------ Records for the exercise ------

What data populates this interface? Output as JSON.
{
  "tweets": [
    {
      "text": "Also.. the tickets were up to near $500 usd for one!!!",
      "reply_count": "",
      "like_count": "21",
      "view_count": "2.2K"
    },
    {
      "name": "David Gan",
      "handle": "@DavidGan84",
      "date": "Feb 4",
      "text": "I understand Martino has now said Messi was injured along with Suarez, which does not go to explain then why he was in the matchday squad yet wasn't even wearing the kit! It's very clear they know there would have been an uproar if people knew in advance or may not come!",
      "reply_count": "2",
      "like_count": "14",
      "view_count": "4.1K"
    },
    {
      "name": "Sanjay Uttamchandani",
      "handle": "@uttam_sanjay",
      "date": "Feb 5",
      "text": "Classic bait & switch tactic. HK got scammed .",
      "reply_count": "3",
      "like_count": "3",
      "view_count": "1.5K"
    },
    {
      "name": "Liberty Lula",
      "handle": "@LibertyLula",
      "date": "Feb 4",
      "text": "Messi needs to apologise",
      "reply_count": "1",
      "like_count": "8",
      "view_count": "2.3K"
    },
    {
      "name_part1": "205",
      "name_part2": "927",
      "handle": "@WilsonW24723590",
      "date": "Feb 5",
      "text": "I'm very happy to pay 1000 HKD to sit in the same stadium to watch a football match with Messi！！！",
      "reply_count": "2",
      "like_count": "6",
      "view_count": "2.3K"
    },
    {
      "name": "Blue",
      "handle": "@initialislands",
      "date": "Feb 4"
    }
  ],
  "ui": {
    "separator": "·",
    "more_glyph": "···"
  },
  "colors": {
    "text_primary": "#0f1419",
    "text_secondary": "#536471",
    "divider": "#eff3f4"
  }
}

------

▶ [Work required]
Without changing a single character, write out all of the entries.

▶ [Answer box]
What data populates this interface? Output as JSON.
{
  "tweets": [
    {
      "text": "Also.. the tickets were up to near $500 usd for one!!!",
      "reply_count": "",
      "like_count": "21",
      "view_count": "2.2K"
    },
    {
      "name": "David Gan",
      "handle": "@DavidGan84",
      "date": "Feb 4",
      "text": "I understand Martino has now said Messi was injured along with Suarez, which does not go to explain then why he was in the matchday squad yet wasn't even wearing the kit! It's very clear they know there would have been an uproar if people knew in advance or may not come!",
      "reply_count": "2",
      "like_count": "14",
      "view_count": "4.1K"
    },
    {
      "name": "Sanjay Uttamchandani",
      "handle": "@uttam_sanjay",
      "date": "Feb 5",
      "text": "Classic bait & switch tactic. HK got scammed .",
      "reply_count": "3",
      "like_count": "3",
      "view_count": "1.5K"
    },
    {
      "name": "Liberty Lula",
      "handle": "@LibertyLula",
      "date": "Feb 4",
      "text": "Messi needs to apologise",
      "reply_count": "1",
      "like_count": "8",
      "view_count": "2.3K"
    },
    {
      "name_part1": "205",
      "name_part2": "927",
      "handle": "@WilsonW24723590",
      "date": "Feb 5",
      "text": "I'm very happy to pay 1000 HKD to sit in the same stadium to watch a football match with Messi！！！",
      "reply_count": "2",
      "like_count": "6",
      "view_count": "2.3K"
    },
    {
      "name": "Blue",
      "handle": "@initialislands",
      "date": "Feb 4"
    }
  ],
  "ui": {
    "separator": "·",
    "more_glyph": "···"
  },
  "colors": {
    "text_primary": "#0f1419",
    "text_secondary": "#536471",
    "divider": "#eff3f4"
  }
}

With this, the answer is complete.